The readers’ forum

Outsourcing continues to damage our country

 

United States firms shifted millions of jobs overseas in the 2000s. Data from the U.S. Department of Commerce showed that “U.S. corporations, the big brand-name companies that employ a fifth of all American workers… cut their work forces in the U.S. by 2.9 million during the 2000s while increasing employment overseas by 2.4 million.” General Motors brags that 85 percent of their production is in China. Furthermore, a recent Wall Street Journal analysis showed, “Thirty-five big U.S.-based multi-national companies added jobs much faster than other U.S. employers in the past two years, but nearly three-fourths of those jobs were overseas.”

As overseas outsourcing has expanded, U.S. manufacturing has suffered the brunt of the blow. According to a report on outsourcing by Working America, “Manufacturing employment collapsed from a high of 19.5 million workers in June 1979 to 11.5 workers in Dec. 2009, a drop of 8 million workers over 30 years.

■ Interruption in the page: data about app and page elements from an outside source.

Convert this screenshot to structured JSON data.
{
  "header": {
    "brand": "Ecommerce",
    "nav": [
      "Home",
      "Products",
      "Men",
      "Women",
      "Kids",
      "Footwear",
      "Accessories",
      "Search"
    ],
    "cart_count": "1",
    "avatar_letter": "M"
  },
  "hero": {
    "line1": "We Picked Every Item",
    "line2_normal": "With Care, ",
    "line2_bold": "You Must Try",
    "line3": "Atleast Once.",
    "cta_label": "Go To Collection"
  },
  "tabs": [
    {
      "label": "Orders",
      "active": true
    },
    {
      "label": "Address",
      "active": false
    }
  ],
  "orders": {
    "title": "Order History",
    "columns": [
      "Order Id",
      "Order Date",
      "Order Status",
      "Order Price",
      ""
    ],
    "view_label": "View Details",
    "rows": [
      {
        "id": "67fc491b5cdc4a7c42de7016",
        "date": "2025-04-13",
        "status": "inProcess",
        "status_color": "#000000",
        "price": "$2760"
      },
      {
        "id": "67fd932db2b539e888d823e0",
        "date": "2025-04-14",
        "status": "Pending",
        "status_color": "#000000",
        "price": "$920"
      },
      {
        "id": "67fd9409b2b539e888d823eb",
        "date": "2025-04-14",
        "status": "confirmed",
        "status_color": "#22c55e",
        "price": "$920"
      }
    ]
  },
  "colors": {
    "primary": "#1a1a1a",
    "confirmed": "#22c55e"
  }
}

Between Aug. 2000 and February 2004, manufacturing jobs were lost for a stunning 43 consecutive months – the longest such stretch since the Great Depression.” Manufacturing plants have also declined sharply in the last decade, shrinking by more than 51,000 plants, or 12.5 percent, between 1998 and 2008. These stable, middle-class jobs have been the driving force of the U.S. economy for decades and these losses have done considerable damage to communities across the country.

Our high unemployment rate is the direct result of stupid laws created by an uninformed government.

Clyde Roach, Miami

Read more Letters to the Editor stories from the Miami Herald

  • The readers’ forum

    Undeniable fact: Speed kills

    Using extreme caution, you merge on to a Florida Interstate highway where the maximum posted speed limit is 70 miles per hour. You opt for the far right lane, set your cruise control at that maximum speed, but aren't a bit surprised to see other vehicles blow by you like a scene from the movie Fast & Furious.

  • Miami High must improve its scores

    Re the April 11 article, Miami High restored as resplendent castle of learning: I find it outrageous that $55 million was spent on remodeling Miami High, making it look like a castle in Spain, yet the school has a dismal academic performance. State figures show that only 39 percent of Miami High students read at grade level! Math and science is not much better. Perhaps they should have spent some of the remodeling cash to help students succeed academically.

  • Driving etiquette

    I’ve long felt that teaching “defensive driving,” however well intended, was a poor choice of words. Much better that we teach “cooperative driving,” which seems in line with what Tom Swick suggests.

Miami Herald

Join the
Discussion

The Miami Herald is pleased to provide this opportunity to share information, experiences and observations about what's in the news. Some of the comments may be reprinted elsewhere on the site or in the newspaper. We encourage lively, open debate on the issues of the day, and ask that you refrain from profanity, hate speech, personal comments and remarks that are off point. Thank you for taking the time to offer your thoughts.

The Miami Herald uses Facebook's commenting system. You need to log in with a Facebook account in order to comment. If you have questions about commenting with your Facebook account, click here.

Have a news tip? You can send it anonymously. Click here to send us your tip - or - consider joining the Public Insight Network and become a source for The Miami Herald and el Nuevo Herald.

Hide Comments

This affects comments on all stories.

Cancel OK

  • Marketplace

Today's Circulars

  • Quick Job Search

Enter Keyword(s) Enter City Select a State Select a Category